* [WORK ORDER]:
Retype all entries exactly, skipping pictures.

* [RECORDS SUPPLIED]:
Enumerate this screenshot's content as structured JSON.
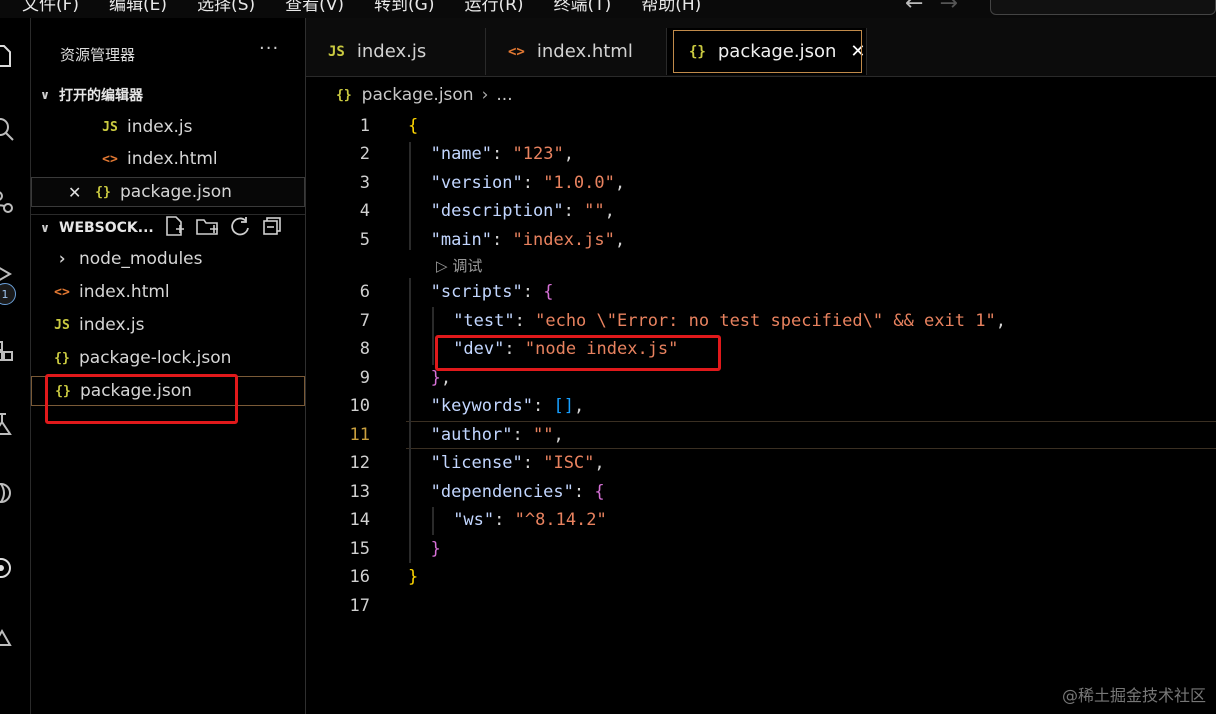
{
  "menubar": {
    "items": [
      "文件(F)",
      "编辑(E)",
      "选择(S)",
      "查看(V)",
      "转到(G)",
      "运行(R)",
      "终端(T)",
      "帮助(H)"
    ]
  },
  "activity": {
    "badge_count": "1"
  },
  "sidebar": {
    "title": "资源管理器",
    "more_label": "···",
    "open_editors": {
      "header": "打开的编辑器",
      "items": [
        {
          "icon": "JS",
          "label": "index.js"
        },
        {
          "icon": "<>",
          "label": "index.html"
        },
        {
          "icon": "{}",
          "label": "package.json",
          "close": "✕"
        }
      ]
    },
    "workspace": {
      "header": "WEBSOCK...",
      "items": [
        {
          "icon": "›",
          "label": "node_modules"
        },
        {
          "icon": "<>",
          "label": "index.html"
        },
        {
          "icon": "JS",
          "label": "index.js"
        },
        {
          "icon": "{}",
          "label": "package-lock.json"
        },
        {
          "icon": "{}",
          "label": "package.json"
        }
      ]
    }
  },
  "tabs": [
    {
      "icon": "JS",
      "label": "index.js"
    },
    {
      "icon": "<>",
      "label": "index.html"
    },
    {
      "icon": "{}",
      "label": "package.json",
      "close": "✕"
    }
  ],
  "breadcrumb": {
    "icon": "{}",
    "file": "package.json",
    "sep": "›",
    "rest": "..."
  },
  "editor": {
    "current_line": 11,
    "codelens": "调试",
    "lines": [
      {
        "n": "1",
        "text": "{"
      },
      {
        "n": "2",
        "text": "\"name\": \"123\","
      },
      {
        "n": "3",
        "text": "\"version\": \"1.0.0\","
      },
      {
        "n": "4",
        "text": "\"description\": \"\","
      },
      {
        "n": "5",
        "text": "\"main\": \"index.js\","
      },
      {
        "n": "6",
        "text": "\"scripts\": {"
      },
      {
        "n": "7",
        "text": "\"test\": \"echo \\\"Error: no test specified\\\" && exit 1\","
      },
      {
        "n": "8",
        "text": "\"dev\": \"node index.js\""
      },
      {
        "n": "9",
        "text": "},"
      },
      {
        "n": "10",
        "text": "\"keywords\": [],"
      },
      {
        "n": "11",
        "text": "\"author\": \"\","
      },
      {
        "n": "12",
        "text": "\"license\": \"ISC\","
      },
      {
        "n": "13",
        "text": "\"dependencies\": {"
      },
      {
        "n": "14",
        "text": "\"ws\": \"^8.14.2\""
      },
      {
        "n": "15",
        "text": "}"
      },
      {
        "n": "16",
        "text": "}"
      },
      {
        "n": "17",
        "text": ""
      }
    ]
  },
  "watermark": "@稀土掘金技术社区",
  "colors": {
    "highlight_box": "#e0191b",
    "string": "#e8825f",
    "key": "#c2d6ff",
    "bracket_level1": "#ffd700",
    "bracket_level2": "#d670d6"
  }
}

* [ANSWER TO THE PROBLEM]:
Enumerate this screenshot's content as structured JSON.
{
  "menubar": {
    "items": [
      "文件(F)",
      "编辑(E)",
      "选择(S)",
      "查看(V)",
      "转到(G)",
      "运行(R)",
      "终端(T)",
      "帮助(H)"
    ]
  },
  "activity": {
    "badge_count": "1"
  },
  "sidebar": {
    "title": "资源管理器",
    "more_label": "···",
    "open_editors": {
      "header": "打开的编辑器",
      "items": [
        {
          "icon": "JS",
          "label": "index.js"
        },
        {
          "icon": "<>",
          "label": "index.html"
        },
        {
          "icon": "{}",
          "label": "package.json",
          "close": "✕"
        }
      ]
    },
    "workspace": {
      "header": "WEBSOCK...",
      "items": [
        {
          "icon": "›",
          "label": "node_modules"
        },
        {
          "icon": "<>",
          "label": "index.html"
        },
        {
          "icon": "JS",
          "label": "index.js"
        },
        {
          "icon": "{}",
          "label": "package-lock.json"
        },
        {
          "icon": "{}",
          "label": "package.json"
        }
      ]
    }
  },
  "tabs": [
    {
      "icon": "JS",
      "label": "index.js"
    },
    {
      "icon": "<>",
      "label": "index.html"
    },
    {
      "icon": "{}",
      "label": "package.json",
      "close": "✕"
    }
  ],
  "breadcrumb": {
    "icon": "{}",
    "file": "package.json",
    "sep": "›",
    "rest": "..."
  },
  "editor": {
    "current_line": 11,
    "codelens": "调试",
    "lines": [
      {
        "n": "1",
        "text": "{"
      },
      {
        "n": "2",
        "text": "\"name\": \"123\","
      },
      {
        "n": "3",
        "text": "\"version\": \"1.0.0\","
      },
      {
        "n": "4",
        "text": "\"description\": \"\","
      },
      {
        "n": "5",
        "text": "\"main\": \"index.js\","
      },
      {
        "n": "6",
        "text": "\"scripts\": {"
      },
      {
        "n": "7",
        "text": "\"test\": \"echo \\\"Error: no test specified\\\" && exit 1\","
      },
      {
        "n": "8",
        "text": "\"dev\": \"node index.js\""
      },
      {
        "n": "9",
        "text": "},"
      },
      {
        "n": "10",
        "text": "\"keywords\": [],"
      },
      {
        "n": "11",
        "text": "\"author\": \"\","
      },
      {
        "n": "12",
        "text": "\"license\": \"ISC\","
      },
      {
        "n": "13",
        "text": "\"dependencies\": {"
      },
      {
        "n": "14",
        "text": "\"ws\": \"^8.14.2\""
      },
      {
        "n": "15",
        "text": "}"
      },
      {
        "n": "16",
        "text": "}"
      },
      {
        "n": "17",
        "text": ""
      }
    ]
  },
  "watermark": "@稀土掘金技术社区",
  "colors": {
    "highlight_box": "#e0191b",
    "string": "#e8825f",
    "key": "#c2d6ff",
    "bracket_level1": "#ffd700",
    "bracket_level2": "#d670d6"
  }
}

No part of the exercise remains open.